Tile Shingles are a pricey option, usually at least twice as expensive as asphalt.

They also may be too heavy to be placed on a roof that previously had asphalt shingles.

Tile shingles can sometimes leak or form small cracks or holes. They can also break.

Wood Shakes

Pros:

Wood shingles are durable, lasting between 30 and 50 years.

Wood shingles are available in cedar and redwood and are more environmentally friendly than other types of shingles.

Wood shingles are also an energy efficient option. The price of wood shingles falls between asphalt and tile shingles.

Cons:

One major problem with wood shingles is their potential to catch fire.

Wood shingles are more difficult to install.

Measures need to be taken to keep the roof from being ravaged by termites and mold.

Wood Shakes and Brick Entryway

Slate Shingles

Pros:

The biggest advantage to installing a slate roof is its attractive appearance. The natural stone has a cleft surface with beautiful color variations spanning the entire roof.

Slate shingles are water and damage resistant. They have a long lifespan – 80 to 100 years or more.

Cons:

Slate roofs are extremely heavy and the roof deck needs to be reinforced to hold the weight.

The biggest disadvantage is the expense of the slate and the cost of installation, which is many times higher than asphalt shingles.

Metal Panels

Pros:

Metal roofs come in a broad array of colors and designs that replicate traditional slate, tile and wood shake roofs.

Metal roofs have a long lifespan. Most metal roofs are warranted for 50 years or more.

They are top rated for wind resistance, impact resistance and fire resistance.

Metal roofs require minimal maintenance and upkeep.

They are energy efficient and can usually be recycled once removed. Metal roofing is lighter in weight than other high-end roofing materials like slate.

Cons:

Metal panels are not as expensive as wood shakes, tile or slate, but they have a higher up-front cost compared to asphalt shingles. However, they do last longer.

Salt water and salt fog can have a corrosive effect on metal roofs.

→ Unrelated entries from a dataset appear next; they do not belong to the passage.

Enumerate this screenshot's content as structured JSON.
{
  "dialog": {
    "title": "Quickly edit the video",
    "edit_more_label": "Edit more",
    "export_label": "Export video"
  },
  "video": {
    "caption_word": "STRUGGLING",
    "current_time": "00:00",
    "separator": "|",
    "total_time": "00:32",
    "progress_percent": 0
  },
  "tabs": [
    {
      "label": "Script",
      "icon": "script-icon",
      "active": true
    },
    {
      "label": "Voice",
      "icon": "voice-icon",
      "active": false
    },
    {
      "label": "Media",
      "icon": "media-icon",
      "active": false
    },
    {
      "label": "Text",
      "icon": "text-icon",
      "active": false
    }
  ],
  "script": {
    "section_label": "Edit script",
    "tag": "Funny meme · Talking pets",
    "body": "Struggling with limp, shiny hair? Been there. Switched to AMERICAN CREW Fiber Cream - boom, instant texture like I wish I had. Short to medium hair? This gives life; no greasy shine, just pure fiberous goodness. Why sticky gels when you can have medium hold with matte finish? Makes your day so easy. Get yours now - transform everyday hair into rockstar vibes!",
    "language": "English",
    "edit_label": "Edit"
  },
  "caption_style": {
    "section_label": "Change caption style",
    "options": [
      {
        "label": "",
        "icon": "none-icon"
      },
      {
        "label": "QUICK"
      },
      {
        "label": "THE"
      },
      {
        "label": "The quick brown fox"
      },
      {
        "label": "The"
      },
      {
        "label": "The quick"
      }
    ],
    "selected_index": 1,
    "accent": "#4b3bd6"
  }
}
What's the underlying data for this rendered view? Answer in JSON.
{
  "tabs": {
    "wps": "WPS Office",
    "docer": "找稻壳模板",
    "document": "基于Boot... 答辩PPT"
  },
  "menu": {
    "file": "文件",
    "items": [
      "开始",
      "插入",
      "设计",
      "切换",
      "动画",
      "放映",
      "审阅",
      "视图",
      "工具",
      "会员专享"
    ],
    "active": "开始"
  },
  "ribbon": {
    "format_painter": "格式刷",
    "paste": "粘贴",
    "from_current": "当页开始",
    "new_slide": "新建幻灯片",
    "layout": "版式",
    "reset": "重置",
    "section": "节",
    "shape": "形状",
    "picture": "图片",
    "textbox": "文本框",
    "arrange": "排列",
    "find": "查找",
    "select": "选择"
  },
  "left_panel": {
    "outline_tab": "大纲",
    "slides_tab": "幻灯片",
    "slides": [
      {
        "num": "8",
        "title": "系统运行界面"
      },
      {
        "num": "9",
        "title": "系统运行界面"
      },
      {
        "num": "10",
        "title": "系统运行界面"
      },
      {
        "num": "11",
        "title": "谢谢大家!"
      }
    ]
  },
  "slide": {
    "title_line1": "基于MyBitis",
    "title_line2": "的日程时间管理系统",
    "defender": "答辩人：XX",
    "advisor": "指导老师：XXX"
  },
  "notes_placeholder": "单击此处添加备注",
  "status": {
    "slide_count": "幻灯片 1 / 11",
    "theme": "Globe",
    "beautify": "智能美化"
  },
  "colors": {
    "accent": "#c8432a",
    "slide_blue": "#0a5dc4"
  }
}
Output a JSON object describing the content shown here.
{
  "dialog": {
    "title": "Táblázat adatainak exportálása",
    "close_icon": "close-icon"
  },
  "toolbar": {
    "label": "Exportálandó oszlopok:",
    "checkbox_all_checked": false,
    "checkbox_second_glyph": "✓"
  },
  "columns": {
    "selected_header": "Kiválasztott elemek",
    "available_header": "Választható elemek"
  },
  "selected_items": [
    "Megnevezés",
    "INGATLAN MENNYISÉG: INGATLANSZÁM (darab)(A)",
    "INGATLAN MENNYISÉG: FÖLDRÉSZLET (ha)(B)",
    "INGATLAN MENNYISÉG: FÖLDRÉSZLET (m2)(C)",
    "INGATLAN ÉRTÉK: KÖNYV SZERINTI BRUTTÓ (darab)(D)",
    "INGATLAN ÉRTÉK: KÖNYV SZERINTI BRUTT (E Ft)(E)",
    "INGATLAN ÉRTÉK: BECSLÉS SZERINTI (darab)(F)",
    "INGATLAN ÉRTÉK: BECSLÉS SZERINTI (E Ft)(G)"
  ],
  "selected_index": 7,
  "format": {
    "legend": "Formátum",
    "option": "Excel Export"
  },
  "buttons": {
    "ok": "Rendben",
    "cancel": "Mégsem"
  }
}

Some metal roofing systems are complex to install, adding to their cost. They require expert installation.

Ready to consult with a roofing expert? We offer a free consultation!

Pfeifer Team 2019